What you are asked to do
All entries below must be reproduced without a single change.
··· Data for review
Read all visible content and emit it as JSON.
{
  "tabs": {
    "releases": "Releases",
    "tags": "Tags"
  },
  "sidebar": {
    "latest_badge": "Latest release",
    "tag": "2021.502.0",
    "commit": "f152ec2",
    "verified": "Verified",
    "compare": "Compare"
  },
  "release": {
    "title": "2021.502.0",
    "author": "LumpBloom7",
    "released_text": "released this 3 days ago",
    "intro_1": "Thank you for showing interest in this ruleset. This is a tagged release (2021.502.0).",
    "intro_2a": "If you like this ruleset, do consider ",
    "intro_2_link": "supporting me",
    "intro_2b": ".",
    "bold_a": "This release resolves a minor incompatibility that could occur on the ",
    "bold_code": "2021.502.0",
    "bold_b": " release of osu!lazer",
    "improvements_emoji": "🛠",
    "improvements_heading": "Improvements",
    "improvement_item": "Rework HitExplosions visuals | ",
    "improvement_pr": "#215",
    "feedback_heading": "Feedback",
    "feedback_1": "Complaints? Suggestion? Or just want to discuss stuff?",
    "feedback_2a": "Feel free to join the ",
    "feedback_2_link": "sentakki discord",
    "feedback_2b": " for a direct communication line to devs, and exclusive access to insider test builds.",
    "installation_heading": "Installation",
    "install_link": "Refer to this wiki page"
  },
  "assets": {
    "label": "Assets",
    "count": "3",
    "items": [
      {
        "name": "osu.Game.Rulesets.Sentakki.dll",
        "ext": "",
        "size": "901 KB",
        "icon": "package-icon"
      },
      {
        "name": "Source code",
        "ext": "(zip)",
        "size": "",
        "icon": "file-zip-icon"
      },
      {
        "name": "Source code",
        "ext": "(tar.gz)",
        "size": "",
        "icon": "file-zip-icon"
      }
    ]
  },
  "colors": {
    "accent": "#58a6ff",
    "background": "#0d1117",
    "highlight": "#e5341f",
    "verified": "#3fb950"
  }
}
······
Response to this exercise
Read all visible content and emit it as JSON.
{
  "tabs": {
    "releases": "Releases",
    "tags": "Tags"
  },
  "sidebar": {
    "latest_badge": "Latest release",
    "tag": "2021.502.0",
    "commit": "f152ec2",
    "verified": "Verified",
    "compare": "Compare"
  },
  "release": {
    "title": "2021.502.0",
    "author": "LumpBloom7",
    "released_text": "released this 3 days ago",
    "intro_1": "Thank you for showing interest in this ruleset. This is a tagged release (2021.502.0).",
    "intro_2a": "If you like this ruleset, do consider ",
    "intro_2_link": "supporting me",
    "intro_2b": ".",
    "bold_a": "This release resolves a minor incompatibility that could occur on the ",
    "bold_code": "2021.502.0",
    "bold_b": " release of osu!lazer",
    "improvements_emoji": "🛠",
    "improvements_heading": "Improvements",
    "improvement_item": "Rework HitExplosions visuals | ",
    "improvement_pr": "#215",
    "feedback_heading": "Feedback",
    "feedback_1": "Complaints? Suggestion? Or just want to discuss stuff?",
    "feedback_2a": "Feel free to join the ",
    "feedback_2_link": "sentakki discord",
    "feedback_2b": " for a direct communication line to devs, and exclusive access to insider test builds.",
    "installation_heading": "Installation",
    "install_link": "Refer to this wiki page"
  },
  "assets": {
    "label": "Assets",
    "count": "3",
    "items": [
      {
        "name": "osu.Game.Rulesets.Sentakki.dll",
        "ext": "",
        "size": "901 KB",
        "icon": "package-icon"
      },
      {
        "name": "Source code",
        "ext": "(zip)",
        "size": "",
        "icon": "file-zip-icon"
      },
      {
        "name": "Source code",
        "ext": "(tar.gz)",
        "size": "",
        "icon": "file-zip-icon"
      }
    ]
  },
  "colors": {
    "accent": "#58a6ff",
    "background": "#0d1117",
    "highlight": "#e5341f",
    "verified": "#3fb950"
  }
}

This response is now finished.